    • Amber

      The only one I read personally was To Kill a Mockingbird – but I think it’s really important to have these hard hitting books and just just happy ones. ?

  1. This is such an interesting take on the topic, and I have to agree with your list! I read The Bell Jar and The Handmaid’s Tale as further reading during sixth form but I really didn’t get either book at 17. I think if I had been formally taught them, I would have understood their messages sooner.

    • Amber

      I agree at that age, some instruction would definitely help. I think most these books are “banned” though, so I doubt they’d make it into a lot of schools. I do think they’d be great “humans come in all shapes and sizes” reads for any age!

  2. I totally agree about the first two!

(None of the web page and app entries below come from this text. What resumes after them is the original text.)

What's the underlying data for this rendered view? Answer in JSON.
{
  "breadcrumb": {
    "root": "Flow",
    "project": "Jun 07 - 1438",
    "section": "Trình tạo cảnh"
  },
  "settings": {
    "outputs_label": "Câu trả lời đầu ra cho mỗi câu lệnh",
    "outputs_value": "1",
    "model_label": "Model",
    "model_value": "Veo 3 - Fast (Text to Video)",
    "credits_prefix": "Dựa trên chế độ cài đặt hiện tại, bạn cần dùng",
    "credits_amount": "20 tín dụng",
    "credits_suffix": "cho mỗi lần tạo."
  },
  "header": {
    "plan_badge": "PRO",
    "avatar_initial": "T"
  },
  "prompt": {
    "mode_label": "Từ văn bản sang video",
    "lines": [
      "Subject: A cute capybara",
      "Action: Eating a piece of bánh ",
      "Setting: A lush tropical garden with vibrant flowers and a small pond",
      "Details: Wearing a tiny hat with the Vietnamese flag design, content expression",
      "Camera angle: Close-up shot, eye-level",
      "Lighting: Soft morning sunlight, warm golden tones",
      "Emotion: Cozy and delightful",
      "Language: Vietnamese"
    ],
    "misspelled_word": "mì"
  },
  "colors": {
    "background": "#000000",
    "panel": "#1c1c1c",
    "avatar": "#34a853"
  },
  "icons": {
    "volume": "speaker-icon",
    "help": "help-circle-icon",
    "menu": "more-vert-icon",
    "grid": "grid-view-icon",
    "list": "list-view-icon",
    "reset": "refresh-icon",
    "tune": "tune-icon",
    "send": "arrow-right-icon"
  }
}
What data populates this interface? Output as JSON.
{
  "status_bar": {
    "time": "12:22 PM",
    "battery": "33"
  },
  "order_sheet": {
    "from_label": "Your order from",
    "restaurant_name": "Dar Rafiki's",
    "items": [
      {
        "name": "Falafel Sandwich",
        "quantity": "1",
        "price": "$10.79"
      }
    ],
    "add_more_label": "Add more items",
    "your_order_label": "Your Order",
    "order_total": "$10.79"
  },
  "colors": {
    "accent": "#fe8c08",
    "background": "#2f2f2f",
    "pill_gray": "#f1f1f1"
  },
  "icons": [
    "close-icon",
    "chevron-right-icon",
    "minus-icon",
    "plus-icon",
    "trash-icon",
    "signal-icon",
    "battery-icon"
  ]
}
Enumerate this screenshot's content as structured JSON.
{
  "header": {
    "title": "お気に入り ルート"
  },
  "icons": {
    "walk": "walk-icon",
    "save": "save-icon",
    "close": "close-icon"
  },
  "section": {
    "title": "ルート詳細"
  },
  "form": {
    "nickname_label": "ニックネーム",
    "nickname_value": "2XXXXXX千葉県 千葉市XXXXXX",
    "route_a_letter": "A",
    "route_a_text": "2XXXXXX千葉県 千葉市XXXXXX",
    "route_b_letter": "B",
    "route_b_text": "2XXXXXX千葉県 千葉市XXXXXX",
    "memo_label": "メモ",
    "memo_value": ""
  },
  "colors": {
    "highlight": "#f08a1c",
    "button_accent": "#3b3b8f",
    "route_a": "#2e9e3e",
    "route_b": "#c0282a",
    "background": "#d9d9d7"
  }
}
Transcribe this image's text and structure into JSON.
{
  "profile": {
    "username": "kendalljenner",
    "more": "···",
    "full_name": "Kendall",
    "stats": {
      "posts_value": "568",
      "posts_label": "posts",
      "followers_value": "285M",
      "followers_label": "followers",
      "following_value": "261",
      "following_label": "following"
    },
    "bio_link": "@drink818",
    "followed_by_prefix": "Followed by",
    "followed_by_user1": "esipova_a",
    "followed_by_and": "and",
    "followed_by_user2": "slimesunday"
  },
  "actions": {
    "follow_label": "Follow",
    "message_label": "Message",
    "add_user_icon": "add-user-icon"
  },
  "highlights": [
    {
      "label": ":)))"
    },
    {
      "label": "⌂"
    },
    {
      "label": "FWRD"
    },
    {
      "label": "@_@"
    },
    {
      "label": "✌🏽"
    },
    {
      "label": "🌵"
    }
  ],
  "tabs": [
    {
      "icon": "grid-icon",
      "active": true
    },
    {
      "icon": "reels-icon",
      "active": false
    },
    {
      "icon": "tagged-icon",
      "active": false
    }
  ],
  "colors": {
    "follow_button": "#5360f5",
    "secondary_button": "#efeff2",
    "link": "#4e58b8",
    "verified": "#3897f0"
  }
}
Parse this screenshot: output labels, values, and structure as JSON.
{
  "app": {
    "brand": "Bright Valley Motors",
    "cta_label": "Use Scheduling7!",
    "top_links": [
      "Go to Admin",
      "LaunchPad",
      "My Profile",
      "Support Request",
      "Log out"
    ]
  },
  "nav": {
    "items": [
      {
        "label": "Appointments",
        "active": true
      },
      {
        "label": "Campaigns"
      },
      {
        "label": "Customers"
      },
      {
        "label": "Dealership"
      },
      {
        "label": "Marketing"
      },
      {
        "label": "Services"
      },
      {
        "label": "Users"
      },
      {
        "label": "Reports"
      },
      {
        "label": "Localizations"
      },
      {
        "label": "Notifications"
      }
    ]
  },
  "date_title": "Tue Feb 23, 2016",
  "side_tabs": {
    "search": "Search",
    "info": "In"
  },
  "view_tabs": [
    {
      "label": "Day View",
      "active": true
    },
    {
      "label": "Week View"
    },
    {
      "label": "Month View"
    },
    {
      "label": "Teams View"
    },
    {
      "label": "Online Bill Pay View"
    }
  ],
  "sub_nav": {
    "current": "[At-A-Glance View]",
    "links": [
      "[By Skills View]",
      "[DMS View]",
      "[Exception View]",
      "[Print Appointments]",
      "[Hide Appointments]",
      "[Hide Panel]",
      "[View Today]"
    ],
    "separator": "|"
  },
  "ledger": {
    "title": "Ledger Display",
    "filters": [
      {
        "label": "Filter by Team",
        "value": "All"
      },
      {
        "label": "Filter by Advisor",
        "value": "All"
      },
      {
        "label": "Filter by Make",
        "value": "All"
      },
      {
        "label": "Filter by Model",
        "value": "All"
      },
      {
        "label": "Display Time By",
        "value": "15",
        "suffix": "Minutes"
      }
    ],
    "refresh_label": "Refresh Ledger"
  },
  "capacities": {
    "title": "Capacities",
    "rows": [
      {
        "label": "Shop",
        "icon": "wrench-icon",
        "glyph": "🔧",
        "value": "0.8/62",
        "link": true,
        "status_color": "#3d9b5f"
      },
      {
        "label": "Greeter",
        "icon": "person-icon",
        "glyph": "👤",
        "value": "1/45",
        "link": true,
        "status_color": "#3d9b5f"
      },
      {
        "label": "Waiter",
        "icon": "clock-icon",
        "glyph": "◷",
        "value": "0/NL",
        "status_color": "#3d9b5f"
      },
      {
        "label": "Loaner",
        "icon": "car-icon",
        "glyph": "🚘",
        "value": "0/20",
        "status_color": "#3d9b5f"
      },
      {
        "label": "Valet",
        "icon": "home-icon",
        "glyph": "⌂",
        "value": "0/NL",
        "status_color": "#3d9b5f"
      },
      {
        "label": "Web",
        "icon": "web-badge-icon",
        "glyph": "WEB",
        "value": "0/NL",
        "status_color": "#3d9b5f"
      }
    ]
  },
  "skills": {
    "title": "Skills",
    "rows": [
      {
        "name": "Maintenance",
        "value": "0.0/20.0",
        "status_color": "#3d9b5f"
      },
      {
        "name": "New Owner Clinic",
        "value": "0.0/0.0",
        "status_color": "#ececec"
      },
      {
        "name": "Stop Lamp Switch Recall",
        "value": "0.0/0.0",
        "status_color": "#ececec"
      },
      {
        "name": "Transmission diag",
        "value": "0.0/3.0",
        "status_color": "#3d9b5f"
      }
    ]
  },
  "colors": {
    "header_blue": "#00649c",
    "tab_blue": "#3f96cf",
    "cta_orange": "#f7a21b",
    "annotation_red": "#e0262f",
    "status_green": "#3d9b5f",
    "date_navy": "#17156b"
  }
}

Especially The Hate U Give is (sadly enough) very relevant at the moment. The book really got me thinking about racism. I haven’t read the other books, but I am curious about Small Steps. I loved to read Holes, but didn’t know there is a sequel!

    • Amber

      Small Steps is Armpit’s story, and talks a bit about racism and prejudice around differently abled people. It was really good!

      I feel sooooo strongly that THUG needs to be taught now.

  3. I agree, there are so many books that can help kids see other perspectives, but yeah good luck getting schools to accept a lot of those I suppose. Anyway great list. The Hate You Give especially seems relevant and would be so helpful I would think!

    • Amber

      If I had to pick only one, THUG is the one I think is most relevant to teach in schools right now. It has a lot of teach us, I think. ?

    • Amber

      So glad you agree!!! I actually feel really strongly about THUG, and as a YA it’s very accessible to high-school students. ?

    • Amber

      I do think it’s good to tread carefully with a book that will have trigger warnings for you. ?

      I haven’t heard of Extremely Loud and Incredibly Close! I’ll add it to my TBR!

    • Amber

      I wish they would be too… but they’re all so controversial, so half of them probably aren’t even in school libraries. ☹️ It’s a shame…

    • Amber

      I’m so glad you agree! I think it’s important to show young adults the different shapes of the world rather than worry about offending certain parents… but it’s all politics and I guess quite complicated. Hopefully at least a few of these will end up in curriculums someday!